WASHINGTON (Reuters) -The U.S. Transportation Department on Wednesday proposed new rules to strengthen airline passenger protection and require airlines to provide vouchers that do not expire when passengers are unable to fly for certain pandemic-related reasons.
The rules would codify the Transportation Department’s longstanding interpretation that failing to provide refunds when an airline cancels or significantly changes a U.S. flight constitutes an unfair practice.
Those requirements would include offering refunds if airlines made changes that impact departure or arrival times by three hours or more for a domestic flight or six hours or more for an international flight if passengers did not accept alternative arrangements.
“This new proposed rule would protect the rights of travelers and help ensure they get the timely refunds they deserve from the airlines,” said U.S. Transportation Secretary Pete Buttigieg.
The proposed rules come amid a growing push by lawmakers who have urged Buttigieg to take a tougher stance after airlines this summer have canceled tens of thousands of flights.
Last month, Democratic senators Elizabeth Warren and Alex Padilla asked Buttigieg to fine airlines that delay or cancel flights because of staffing or operational issues.
Airlines for America, a trade group representing Delta Air Lines, United Airlines, American Airlines, Southwest Airlines and others, declined to comment on the proposal on Wednesday but noted U.S. airlines have trimmed capacity by 16% and are “ramping up hiring initiatives and increasing communication with travelers” while addressing “a range of challenges, outside carrier control, such as inclement weather.”
They also noted that since the onset of the pandemic, U.S. airlines have issued $21 billion in cash refunds.
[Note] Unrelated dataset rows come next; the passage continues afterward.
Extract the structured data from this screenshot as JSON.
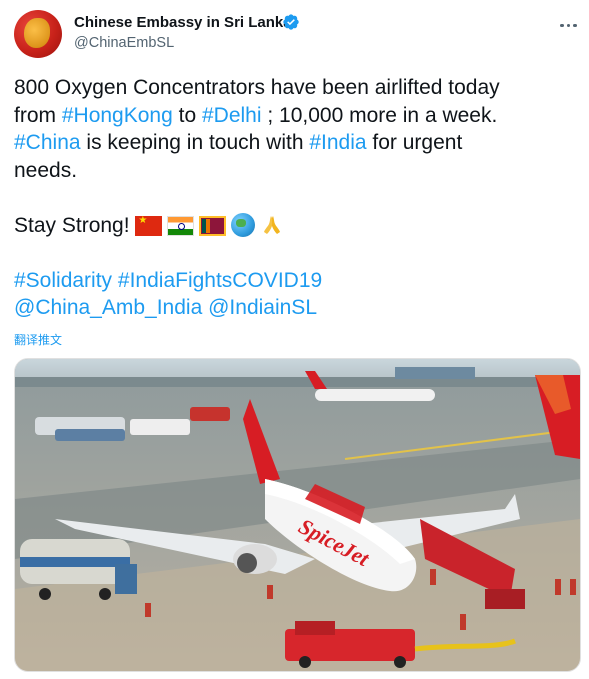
{
  "account": {
    "name": "Chinese Embassy in Sri Lanka",
    "handle": "@ChinaEmbSL",
    "verified_icon": "verified-badge-icon",
    "avatar_icon": "embassy-avatar",
    "more_icon": "more-options-icon"
  },
  "tweet": {
    "line1_text": "800 Oxygen Concentrators have been airlifted today",
    "line2_prefix": "from ",
    "tag_hongkong": "#HongKong",
    "to": " to ",
    "tag_delhi": "#Delhi",
    "line2_suffix": " ; 10,000 more in a week.",
    "tag_china": "#China",
    "line3_mid": " is keeping in touch with ",
    "tag_india": "#India",
    "line3_end": " for urgent",
    "line4": "needs.",
    "stay_strong": "Stay Strong! ",
    "emojis": [
      "flag-china",
      "flag-india",
      "flag-sri-lanka",
      "globe",
      "folded-hands"
    ],
    "tag_solidarity": "#Solidarity",
    "tag_indiafights": "#IndiaFightsCOVID19",
    "mention_china_amb": "@China_Amb_India",
    "mention_indiain": "@IndiainSL"
  },
  "translate_label": "翻译推文",
  "media": {
    "description_icon": "airport-photo",
    "plane_livery": "SpiceJet",
    "accent_color": "#1d9bf0",
    "brand_red": "#d71d24"
  }
}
Buttigieg, who met virtually with airline CEOs in June to demand better performance, said recently that airlines have improved their performance.
The department is also proposing to require U.S. and foreign air carriers and ticket agents to provide refunds for pandemic- related travel cancellations instead of non-expiring travel vouchers or credits “if the carrier or ticket agent received significant financial assistance from the government as a result of a public health emergency.”
Taxpayers awarded U.S. airlines $54 billion in COVID-19 government assistance for payroll costs. American and Delta each got around $12 billion, while United received about $11 billion, with 30% repayable to taxpayers.
Those provisions would apply only to airlines receiving new assistance after the rules are finalized.
USDOT has concluded investigations of 10 airlines “and is pursuing enforcement action against them for extreme delays in providing refunds for flights the airlines canceled or significantly changed” and is actively investigating refund practices of more than 10 additional airlines flying to, from, or within the United States, the department said on Wednesday.
(Reporting by David Shepardson in WashingtonEditing by Matthew Lewis)